If Anastasio's film succeeds in entertaining its audience, a great deal of its success is due to Plympton's fiendish irreverence, as evidenced in the following trailer:
As demonstrated in the following clip from Santa -- The Fascist Years, Plympton's shorts can be dangerously anti-authoritarianism.
And yet his artwork has been commissioned by major corporations such as United Airlines, Geico Direct, Microsoft, Taco Bell, and Soloflex. The following ad he created for NutraSweet sacrifices none of his impishness:
If Plympton's hilarious 2004 animated feature, Hair High, was an eye opener, it was nothing compared to the breathtaking and severely twisted work he delivered in 2008's Idiots and Angels.
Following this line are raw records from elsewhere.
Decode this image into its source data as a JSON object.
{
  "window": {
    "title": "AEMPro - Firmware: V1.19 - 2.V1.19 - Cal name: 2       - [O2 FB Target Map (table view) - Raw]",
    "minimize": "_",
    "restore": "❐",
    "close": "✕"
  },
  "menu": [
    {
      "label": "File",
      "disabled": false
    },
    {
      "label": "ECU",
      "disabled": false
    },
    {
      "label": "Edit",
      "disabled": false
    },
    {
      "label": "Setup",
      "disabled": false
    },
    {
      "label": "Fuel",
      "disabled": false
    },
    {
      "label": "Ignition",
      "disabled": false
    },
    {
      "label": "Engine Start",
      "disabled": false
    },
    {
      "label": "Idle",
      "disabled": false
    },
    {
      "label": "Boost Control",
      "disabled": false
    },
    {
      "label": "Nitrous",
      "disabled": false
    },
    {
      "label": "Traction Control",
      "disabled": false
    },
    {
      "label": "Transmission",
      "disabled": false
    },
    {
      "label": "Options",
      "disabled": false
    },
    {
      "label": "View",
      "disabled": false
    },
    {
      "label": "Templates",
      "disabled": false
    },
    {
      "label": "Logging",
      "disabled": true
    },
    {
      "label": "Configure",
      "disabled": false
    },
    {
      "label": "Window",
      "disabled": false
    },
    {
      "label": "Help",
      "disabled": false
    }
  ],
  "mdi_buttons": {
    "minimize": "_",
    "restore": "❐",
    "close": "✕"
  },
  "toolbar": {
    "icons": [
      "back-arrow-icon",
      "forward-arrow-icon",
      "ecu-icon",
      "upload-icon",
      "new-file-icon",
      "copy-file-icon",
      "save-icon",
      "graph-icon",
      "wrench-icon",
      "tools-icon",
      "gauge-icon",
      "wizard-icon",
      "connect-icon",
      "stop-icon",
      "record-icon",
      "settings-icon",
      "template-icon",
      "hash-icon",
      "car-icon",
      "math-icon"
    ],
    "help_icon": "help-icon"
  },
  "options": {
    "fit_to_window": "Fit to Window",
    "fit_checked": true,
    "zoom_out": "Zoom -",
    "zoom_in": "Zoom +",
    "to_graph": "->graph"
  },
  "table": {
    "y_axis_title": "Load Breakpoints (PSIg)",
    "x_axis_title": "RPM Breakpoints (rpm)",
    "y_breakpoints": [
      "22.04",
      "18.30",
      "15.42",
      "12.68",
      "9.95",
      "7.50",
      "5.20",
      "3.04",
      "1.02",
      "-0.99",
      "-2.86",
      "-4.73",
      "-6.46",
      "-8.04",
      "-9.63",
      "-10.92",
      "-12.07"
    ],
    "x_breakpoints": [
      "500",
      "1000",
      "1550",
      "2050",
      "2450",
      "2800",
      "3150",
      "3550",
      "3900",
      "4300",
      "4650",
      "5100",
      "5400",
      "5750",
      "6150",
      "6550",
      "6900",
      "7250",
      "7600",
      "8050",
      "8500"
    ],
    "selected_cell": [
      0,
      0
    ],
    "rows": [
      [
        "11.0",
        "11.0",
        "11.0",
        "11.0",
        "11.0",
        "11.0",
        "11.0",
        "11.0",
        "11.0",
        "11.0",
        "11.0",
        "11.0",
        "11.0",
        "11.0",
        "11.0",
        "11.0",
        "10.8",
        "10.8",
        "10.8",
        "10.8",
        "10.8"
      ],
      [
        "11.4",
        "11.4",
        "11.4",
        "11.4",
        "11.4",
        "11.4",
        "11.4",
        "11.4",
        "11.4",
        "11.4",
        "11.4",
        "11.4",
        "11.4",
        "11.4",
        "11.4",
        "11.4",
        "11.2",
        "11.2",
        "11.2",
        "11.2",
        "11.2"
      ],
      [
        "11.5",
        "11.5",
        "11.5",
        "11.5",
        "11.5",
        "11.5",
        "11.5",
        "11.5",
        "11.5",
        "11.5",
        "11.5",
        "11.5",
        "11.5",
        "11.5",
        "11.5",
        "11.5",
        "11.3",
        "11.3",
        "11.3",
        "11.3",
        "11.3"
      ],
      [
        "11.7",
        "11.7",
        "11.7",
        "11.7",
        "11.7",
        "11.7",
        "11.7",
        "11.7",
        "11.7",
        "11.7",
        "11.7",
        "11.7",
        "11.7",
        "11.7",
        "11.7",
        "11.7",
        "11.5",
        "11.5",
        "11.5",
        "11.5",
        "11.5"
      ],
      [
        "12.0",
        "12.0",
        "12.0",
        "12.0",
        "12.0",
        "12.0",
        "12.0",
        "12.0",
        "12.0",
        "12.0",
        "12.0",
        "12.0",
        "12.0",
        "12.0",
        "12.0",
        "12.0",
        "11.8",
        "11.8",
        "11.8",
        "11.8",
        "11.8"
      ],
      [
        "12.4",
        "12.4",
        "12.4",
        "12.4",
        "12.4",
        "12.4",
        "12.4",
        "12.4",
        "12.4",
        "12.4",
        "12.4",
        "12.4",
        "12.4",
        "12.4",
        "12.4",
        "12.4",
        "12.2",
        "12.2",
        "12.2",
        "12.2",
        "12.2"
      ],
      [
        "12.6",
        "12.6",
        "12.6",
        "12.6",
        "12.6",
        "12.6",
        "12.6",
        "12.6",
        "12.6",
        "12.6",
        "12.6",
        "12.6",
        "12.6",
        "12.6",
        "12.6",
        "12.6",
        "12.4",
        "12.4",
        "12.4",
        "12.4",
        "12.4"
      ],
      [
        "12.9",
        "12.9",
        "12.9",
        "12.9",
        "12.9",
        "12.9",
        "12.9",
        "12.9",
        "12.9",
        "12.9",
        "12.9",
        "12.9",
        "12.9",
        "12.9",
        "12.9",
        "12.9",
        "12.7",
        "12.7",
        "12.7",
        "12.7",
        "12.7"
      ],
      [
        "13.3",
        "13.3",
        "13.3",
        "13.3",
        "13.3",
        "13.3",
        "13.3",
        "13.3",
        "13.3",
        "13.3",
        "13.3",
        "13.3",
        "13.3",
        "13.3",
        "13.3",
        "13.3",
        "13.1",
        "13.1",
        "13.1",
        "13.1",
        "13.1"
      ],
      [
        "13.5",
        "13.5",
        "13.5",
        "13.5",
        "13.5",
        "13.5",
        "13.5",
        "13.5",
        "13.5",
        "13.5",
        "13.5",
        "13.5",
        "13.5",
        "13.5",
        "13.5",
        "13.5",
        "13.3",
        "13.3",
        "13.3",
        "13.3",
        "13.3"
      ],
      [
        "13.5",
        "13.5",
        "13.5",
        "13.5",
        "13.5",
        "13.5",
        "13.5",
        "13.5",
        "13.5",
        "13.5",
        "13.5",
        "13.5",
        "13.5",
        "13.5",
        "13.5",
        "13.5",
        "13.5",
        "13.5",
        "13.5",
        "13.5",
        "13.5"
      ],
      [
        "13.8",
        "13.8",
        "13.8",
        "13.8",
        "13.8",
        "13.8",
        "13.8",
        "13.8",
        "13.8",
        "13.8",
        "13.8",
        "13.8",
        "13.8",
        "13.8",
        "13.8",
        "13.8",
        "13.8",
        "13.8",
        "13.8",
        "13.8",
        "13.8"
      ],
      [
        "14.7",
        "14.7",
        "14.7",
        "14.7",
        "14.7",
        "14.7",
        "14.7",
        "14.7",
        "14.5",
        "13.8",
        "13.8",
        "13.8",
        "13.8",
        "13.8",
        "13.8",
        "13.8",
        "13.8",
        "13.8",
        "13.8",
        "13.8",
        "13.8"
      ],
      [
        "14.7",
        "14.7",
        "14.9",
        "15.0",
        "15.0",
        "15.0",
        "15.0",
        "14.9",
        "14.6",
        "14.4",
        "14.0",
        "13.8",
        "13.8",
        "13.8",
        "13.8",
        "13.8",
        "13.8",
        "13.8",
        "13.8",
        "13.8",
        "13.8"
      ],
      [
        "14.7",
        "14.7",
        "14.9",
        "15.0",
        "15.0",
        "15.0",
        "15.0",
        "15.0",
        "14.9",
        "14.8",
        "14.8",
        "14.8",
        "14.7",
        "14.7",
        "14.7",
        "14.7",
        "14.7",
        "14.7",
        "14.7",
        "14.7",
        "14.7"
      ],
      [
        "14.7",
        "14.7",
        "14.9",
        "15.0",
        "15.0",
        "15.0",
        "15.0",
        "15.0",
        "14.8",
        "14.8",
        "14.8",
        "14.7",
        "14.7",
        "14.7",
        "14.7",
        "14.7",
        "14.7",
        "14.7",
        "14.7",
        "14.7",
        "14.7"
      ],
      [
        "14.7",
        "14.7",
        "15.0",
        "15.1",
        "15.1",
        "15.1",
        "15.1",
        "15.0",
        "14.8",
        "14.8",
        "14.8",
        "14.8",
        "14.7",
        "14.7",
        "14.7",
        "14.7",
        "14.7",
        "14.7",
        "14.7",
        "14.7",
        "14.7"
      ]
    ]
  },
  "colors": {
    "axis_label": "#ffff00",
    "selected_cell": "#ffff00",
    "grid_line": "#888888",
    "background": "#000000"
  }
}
Adventures in Plymptoons includes testimonials from a wide range of people who have worked with Plympton ("Weird Al" Yankovic, Zak Orth, Martha Plimpton) as well as friends and colleagues such as Ed Begley, Jr., Mathew Modine, Terry Gilliam, and Ralph Bakshi. It's as wild a ride as any of Plympton's crazy shorts. Consider the following trailer as an appetizer: